It is actually gratifying to see that fuzzy logic is all buttons dead. Like Bob Pease, I recognized early on that it was all hype and no substance. Marketing is always looking for buzz words that make consumers think their new product is better. Fuzzy logic was nothing more than a fancy name for a collection of well known techniques, starting with piecewise linear interpolation, buried behind a fancy front end methodology! The problem is, that methodology hid the nature of what was actually going, deceiving the gullible that it was something new, and preventing them from actually analyzing the resulting equations and algorithm which might have allowed them to optimize them (assuming they were capable). Or to state it differently, our industry is always looking for a "magic bullet" that can make a mindless tech able to do what an engineer can do. Fuzzy logic was supposed to take both the math and thinking out of complex control systems.
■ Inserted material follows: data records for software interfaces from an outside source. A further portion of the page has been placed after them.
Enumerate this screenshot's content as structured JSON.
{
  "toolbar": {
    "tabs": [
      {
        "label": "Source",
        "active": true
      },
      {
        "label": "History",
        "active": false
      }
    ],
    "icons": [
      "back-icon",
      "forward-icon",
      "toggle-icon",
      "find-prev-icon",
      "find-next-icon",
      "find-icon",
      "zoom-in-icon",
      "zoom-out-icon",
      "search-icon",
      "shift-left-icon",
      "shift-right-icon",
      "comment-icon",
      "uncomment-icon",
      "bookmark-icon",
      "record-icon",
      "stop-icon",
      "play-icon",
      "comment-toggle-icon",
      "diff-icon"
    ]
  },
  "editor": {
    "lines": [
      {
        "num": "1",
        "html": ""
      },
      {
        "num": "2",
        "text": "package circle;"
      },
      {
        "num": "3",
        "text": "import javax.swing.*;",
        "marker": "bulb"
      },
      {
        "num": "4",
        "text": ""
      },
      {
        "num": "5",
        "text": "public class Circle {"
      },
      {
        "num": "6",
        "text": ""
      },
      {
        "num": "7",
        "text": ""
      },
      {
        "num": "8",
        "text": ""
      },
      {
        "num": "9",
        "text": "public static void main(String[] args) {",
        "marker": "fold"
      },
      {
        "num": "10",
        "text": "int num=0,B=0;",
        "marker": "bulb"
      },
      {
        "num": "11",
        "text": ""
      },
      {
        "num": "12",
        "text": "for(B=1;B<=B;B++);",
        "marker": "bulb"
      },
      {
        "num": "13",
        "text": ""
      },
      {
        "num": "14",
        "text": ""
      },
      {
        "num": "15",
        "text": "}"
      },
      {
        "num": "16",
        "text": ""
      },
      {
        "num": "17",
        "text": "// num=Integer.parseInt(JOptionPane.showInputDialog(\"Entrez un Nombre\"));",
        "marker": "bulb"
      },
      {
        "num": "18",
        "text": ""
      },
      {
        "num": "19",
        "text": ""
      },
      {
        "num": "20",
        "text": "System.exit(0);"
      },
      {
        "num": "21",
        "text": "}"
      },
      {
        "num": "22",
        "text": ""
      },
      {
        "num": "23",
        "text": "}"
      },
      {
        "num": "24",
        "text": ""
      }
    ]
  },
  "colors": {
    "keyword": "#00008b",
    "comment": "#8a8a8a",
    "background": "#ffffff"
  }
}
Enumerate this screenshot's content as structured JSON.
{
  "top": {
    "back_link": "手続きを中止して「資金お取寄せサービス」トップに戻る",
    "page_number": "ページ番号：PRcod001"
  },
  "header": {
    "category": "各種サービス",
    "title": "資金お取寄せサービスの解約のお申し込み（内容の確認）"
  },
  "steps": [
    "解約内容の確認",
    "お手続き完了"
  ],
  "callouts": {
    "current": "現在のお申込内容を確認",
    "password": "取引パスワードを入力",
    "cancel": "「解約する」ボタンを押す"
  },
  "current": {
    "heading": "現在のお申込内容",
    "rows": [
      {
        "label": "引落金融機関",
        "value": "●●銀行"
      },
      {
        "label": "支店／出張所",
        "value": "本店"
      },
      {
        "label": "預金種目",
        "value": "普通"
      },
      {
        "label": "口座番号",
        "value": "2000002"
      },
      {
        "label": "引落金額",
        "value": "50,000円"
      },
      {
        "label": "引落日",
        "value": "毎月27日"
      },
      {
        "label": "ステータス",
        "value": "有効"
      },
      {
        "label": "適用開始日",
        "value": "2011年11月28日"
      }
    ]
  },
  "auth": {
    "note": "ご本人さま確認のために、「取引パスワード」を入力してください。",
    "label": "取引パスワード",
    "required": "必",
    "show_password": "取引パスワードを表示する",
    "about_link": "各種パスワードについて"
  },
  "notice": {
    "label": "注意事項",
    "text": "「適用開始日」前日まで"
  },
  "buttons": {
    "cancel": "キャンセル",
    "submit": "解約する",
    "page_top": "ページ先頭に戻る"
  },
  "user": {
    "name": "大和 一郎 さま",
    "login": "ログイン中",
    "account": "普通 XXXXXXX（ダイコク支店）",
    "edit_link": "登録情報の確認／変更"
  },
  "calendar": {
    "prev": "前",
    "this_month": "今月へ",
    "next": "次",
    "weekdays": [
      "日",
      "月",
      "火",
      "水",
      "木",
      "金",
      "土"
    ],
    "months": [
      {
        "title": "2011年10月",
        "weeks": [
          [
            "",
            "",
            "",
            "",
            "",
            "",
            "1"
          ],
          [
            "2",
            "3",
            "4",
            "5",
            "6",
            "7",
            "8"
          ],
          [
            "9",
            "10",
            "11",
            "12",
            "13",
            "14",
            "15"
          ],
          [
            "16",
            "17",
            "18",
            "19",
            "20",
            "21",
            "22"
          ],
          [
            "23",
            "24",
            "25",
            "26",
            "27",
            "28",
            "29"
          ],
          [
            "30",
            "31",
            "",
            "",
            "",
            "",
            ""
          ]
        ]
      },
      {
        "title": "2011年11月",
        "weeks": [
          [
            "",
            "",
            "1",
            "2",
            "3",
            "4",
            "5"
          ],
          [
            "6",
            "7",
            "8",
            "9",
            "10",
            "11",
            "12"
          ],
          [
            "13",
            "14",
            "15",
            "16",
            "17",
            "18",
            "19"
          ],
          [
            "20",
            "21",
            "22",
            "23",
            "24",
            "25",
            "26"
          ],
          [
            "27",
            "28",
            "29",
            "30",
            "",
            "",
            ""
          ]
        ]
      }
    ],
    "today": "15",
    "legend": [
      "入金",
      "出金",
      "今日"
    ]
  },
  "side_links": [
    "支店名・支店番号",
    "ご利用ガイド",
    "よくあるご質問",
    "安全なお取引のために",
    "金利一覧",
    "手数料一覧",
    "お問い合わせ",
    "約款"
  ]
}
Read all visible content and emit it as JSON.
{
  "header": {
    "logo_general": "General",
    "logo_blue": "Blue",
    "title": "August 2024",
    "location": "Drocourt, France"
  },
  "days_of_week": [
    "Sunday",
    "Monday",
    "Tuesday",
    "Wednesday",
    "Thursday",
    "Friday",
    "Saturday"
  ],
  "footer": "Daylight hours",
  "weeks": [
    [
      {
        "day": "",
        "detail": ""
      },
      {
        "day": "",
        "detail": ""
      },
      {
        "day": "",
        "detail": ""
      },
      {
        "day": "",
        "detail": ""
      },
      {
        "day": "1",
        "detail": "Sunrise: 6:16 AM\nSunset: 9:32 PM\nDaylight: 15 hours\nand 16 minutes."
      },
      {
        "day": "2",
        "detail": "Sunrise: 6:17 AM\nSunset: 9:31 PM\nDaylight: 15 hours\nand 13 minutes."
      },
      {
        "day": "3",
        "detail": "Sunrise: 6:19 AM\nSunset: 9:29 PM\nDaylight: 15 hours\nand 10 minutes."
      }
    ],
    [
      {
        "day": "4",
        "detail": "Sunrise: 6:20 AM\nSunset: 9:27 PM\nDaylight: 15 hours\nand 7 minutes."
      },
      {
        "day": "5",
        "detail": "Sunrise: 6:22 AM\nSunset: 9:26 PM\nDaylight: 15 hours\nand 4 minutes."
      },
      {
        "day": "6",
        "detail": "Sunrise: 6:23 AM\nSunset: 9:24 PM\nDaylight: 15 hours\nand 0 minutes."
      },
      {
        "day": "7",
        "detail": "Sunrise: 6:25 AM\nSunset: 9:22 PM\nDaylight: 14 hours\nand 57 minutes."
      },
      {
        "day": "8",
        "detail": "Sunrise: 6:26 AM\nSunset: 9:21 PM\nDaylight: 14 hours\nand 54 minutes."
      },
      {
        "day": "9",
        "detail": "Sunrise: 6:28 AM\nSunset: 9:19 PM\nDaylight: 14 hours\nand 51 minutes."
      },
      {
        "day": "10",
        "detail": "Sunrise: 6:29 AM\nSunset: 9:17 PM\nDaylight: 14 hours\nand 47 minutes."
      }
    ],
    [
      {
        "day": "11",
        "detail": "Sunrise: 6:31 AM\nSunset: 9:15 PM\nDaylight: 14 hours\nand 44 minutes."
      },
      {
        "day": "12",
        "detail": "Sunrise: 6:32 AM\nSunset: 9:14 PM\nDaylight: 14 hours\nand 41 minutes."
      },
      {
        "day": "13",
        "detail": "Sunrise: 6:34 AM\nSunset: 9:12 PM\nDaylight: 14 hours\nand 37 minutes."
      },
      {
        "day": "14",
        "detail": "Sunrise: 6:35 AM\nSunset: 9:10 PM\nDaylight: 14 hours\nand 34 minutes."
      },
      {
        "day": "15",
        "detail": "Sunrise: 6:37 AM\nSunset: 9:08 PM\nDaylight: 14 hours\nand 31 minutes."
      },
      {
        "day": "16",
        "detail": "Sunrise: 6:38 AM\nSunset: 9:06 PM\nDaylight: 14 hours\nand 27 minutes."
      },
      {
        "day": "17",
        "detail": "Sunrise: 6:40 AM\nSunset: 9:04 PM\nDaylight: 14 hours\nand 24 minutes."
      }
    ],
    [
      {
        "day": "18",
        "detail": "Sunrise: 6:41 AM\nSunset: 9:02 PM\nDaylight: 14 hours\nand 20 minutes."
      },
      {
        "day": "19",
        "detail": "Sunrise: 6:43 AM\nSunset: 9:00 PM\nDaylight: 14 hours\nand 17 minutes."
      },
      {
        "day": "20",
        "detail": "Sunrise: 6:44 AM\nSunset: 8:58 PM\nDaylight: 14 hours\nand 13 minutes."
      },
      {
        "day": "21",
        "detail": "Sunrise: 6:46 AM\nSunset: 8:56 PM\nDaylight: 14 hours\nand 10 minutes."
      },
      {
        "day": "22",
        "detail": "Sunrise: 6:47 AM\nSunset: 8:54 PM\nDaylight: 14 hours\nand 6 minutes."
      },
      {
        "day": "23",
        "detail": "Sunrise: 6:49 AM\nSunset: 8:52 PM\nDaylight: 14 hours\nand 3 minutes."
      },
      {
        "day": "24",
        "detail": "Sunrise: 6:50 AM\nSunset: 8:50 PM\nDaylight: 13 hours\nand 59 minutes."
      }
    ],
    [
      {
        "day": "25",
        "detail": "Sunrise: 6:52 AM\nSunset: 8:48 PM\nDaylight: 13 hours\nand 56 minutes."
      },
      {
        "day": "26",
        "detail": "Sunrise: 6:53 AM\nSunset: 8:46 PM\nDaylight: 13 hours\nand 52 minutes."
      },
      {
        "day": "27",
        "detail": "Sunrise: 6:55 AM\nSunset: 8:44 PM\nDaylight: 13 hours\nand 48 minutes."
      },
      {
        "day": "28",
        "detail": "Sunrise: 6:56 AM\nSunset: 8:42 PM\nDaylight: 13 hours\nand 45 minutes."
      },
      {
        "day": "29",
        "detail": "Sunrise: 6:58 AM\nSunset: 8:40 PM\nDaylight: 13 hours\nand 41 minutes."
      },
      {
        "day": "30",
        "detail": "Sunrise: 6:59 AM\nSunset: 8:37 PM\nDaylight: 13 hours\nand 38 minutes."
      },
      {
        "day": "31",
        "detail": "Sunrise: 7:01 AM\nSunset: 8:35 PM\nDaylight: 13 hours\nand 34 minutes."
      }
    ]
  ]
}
But once again it turns out that there is no successful substitute for a human who understands the problem, actually thinking about it--which is another point Bob Pease would have strongly agreed with, were he still part of our community.
According to some pubblications there are still lots of fuzzy-logic based applications. For example, the MASSIVE 3D animation system for generating crowds uses fuzzy logic for artificial intelligence. This program was used extensivly in the making of the Lord of the Rings trilogy as well as The Lion, The Witch and the Wardrobe films.
More on http://www.calvin.edu/~pribeiro/othrlnks/Fuzzy/apps.htm
That line reads backwards?
Shouldn't it be "electric pump controlled by fuzzy logic"
Or is fuzzy logic alive and well and providing marketing services and a warm cosy feeling -- as in the fuzzy logic washing machine.
I have a modern home-use blood pressure measuring machine (don't ask) made by Omron in Germany. On page 11 of the instruction manual the is a line that reads.
Inflation: Fuzzy-Logic controlled by electric pump.
So in answer to your question Fuzzy-logic is alive and well saving lives.
I heard of fuzzy logic in high school in Romania when a professor from the local university came and gave an introductory class about it. It seemed so interesting and the guy was so convinced that this is the future. After that in my first year of undergrad was part of the (mandatory) Special Math class. The math behind it is interesting and elegant at least at level I studied it.
It is fascinating how all this revolutionary ideas that were all the rage not long ago were completely forgotten: neural networks, chaos theory, fuzzy logic. This was supposed to be the future but we still do things the same as 50 years ago.
What are the engineering and design challenges in creating successful IoT devices? These devices are usually small, resource-constrained electronics designed to sense, collect, send, and/or interpret data. Some of the devices need to be smart enough to act upon data in real time, 24/7. Are the design challenges the same as with embedded systems, but with a little developer- and IT-skills added in? What do engineers need to know? Rick Merritt talks with two experts about the tools and best options for designing IoT devices in 2016. Specifically the guests will discuss sensors, security, and lessons from IoT deployments.